1. Do I know what I am wearing?
When you look good, you feel good. Make sure you take time to set out what you are wearing to your interview in advance so you can check for stains, holes, tags, etc. Don’t forget to try on your ensemble to make sure it fits properly. If you do all this in advance, you won’t be in a rush, and you can head to your interview with confidence.
2. Have I prepared examples of situations of achievement and conflict in the workplace?
The likelihood of getting asked some form of behavioral interview questions is high. Prepare in advance by reviewing your work experience and selecting a few examples that showcase your strengths and how you overcame your weaknesses. Even better, write them in your notes, in case you get nervous and forget, so you can reference them.
3. Do I have multiple copies of my resume printed and ready?
Never just bring one copy of your resume to the interview. You never know if you may get asked to meet with several more people or you may accidently rip your resume pulling it out of your bag. Be prepared. And make sure it’s printed on a neutral paper and looks professional. Stand out from other applicants by how you can exceed expectations in the job, not by your loud paper choice.
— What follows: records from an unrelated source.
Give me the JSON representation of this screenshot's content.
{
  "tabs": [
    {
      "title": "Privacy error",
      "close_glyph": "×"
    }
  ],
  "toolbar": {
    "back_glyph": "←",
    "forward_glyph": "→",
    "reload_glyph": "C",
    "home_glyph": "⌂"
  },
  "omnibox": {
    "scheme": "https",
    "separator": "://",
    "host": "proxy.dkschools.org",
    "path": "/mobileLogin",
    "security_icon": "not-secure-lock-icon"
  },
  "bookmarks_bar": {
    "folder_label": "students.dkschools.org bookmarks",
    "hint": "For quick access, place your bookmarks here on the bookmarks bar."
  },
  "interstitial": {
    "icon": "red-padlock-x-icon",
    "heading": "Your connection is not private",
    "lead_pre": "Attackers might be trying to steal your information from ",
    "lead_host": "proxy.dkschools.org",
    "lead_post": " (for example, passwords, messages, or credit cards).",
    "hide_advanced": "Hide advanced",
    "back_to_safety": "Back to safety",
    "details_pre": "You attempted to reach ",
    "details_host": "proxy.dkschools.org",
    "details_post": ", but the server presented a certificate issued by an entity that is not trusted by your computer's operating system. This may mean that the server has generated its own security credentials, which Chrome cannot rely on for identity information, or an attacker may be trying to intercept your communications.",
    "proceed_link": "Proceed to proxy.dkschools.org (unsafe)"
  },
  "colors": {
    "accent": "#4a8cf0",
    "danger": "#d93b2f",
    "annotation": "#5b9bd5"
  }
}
As a side note, make sure you printed the most recent version of your resume and that the information is correct. Reviewing it for accuracy can double as a reminder of your experience so you are not having to read from it during the interview.
4. Do I have a pen and notepad/book/paper?
It’s good to take notes during the interview. Have your notepad and writing instruments ready with your resume. Take 2 or 3 pens/pencils in case one breaks or quits writing. You never want to be in a situation where you have to ask the interviewer for a pen and look unprepared.
5. Have I researched the company, interviewer, etc.
Did you do your proper research on the company and who you are interviewing with? It’s very common to get asked how much you know about the company in the interview and you will be expected to know at least the basics of what you can find online. And often, researching who you will be meeting with can put you at ease, just a little bit, because there is less of the unknown factor walking into the interview.
6. Do I know what makes me the perfect candidate for this position?
Make sure you’ve reviewed the job description and know why you are a perfect candidate. What is it about your experience and background that tells you that you can not only do the job, but excel at it. If you can’t answer these questions for yourself, you won’t be able to demonstrate it to the interviewer.
7. Have I made appropriate transportation arrangements and do I know where I’m going?
Make sure you know where you are going for the interview. Look up the address online and know how long it will take you to get there, and make plans to arrive at least 15 minutes early to give yourself some cushion. If it’s an unknown location to you, I recommend going the day ahead to make sure it’s the right location, and you are familiar with the area.
Know if you will be traveling by car, getting a ride, or taking public transit. And be sure to have a contingency plan should your transportation fall through or if there is bad weather.
8. Do I have a list of prepared questions for the interview?
Nothing shows interest in the position better in the interview than a prepared list of questions for the interviewer. But be sure they are relevant to the job and to the phase of the interview you are in. If you need help, check out our article: Important Interview Questions for Your Potential Employer
9. Do I feel confident and ready?
It’s okay to be nervous, but if you feel really under-prepared or don’t believe you’re going to get the job, those feelings will come across subconsciously in the interview. Don’t let negative thoughts sink in prior to your big day to shine.
Take some time to understand the root of where those thoughts are coming from and counter them with positive reinforcement. Don’t go into the interview filling your head with what you can’t do, but reinforce all the things you are capable of.
10. Do I know what my deal breakers are?
It’s common to get caught up in the excitement of being offered a job and the feeling that a company wants us on their team. But remember, this is a decision that will affect your career trajectory moving forward. Know yourself and what’s important to you in a job as well as what you are capable of putting up with day in and day out.
Be ready to look for red flags and your own comfort with the job that’s being presented. If they’re asking you to put in 60-80 hours a week when you know you can only put in 40, the job probably won’t last that long and you’ll be back on the hunt again.
These are all reminders you are probably aware of, but as an interview approaches we often let the small things slip and forget to cover the basics in the midst of the excitement and promise of a chance at a new job. The best way to get that job is to be prepared.
And when it comes down to the top few candidates, it’s the little things that can be the differentiators–so don’t leave anything up to chance. Ask yourself all the necessary questions you need to, to be ready for your next interview.
Robin L. Rayburn is the Editor & General Manager of Interviewing.com. Robin was introduced to the recruitment industry in 2007 and her passion for people has never let her stray far from it since. In her spare time she manages her blog, RestlessPillow.com, tweets from @interviewingcom and @chitowntexan, and is always striving to help those around her who have a vision for success. You can also find Robin on LinkedIn and Google+.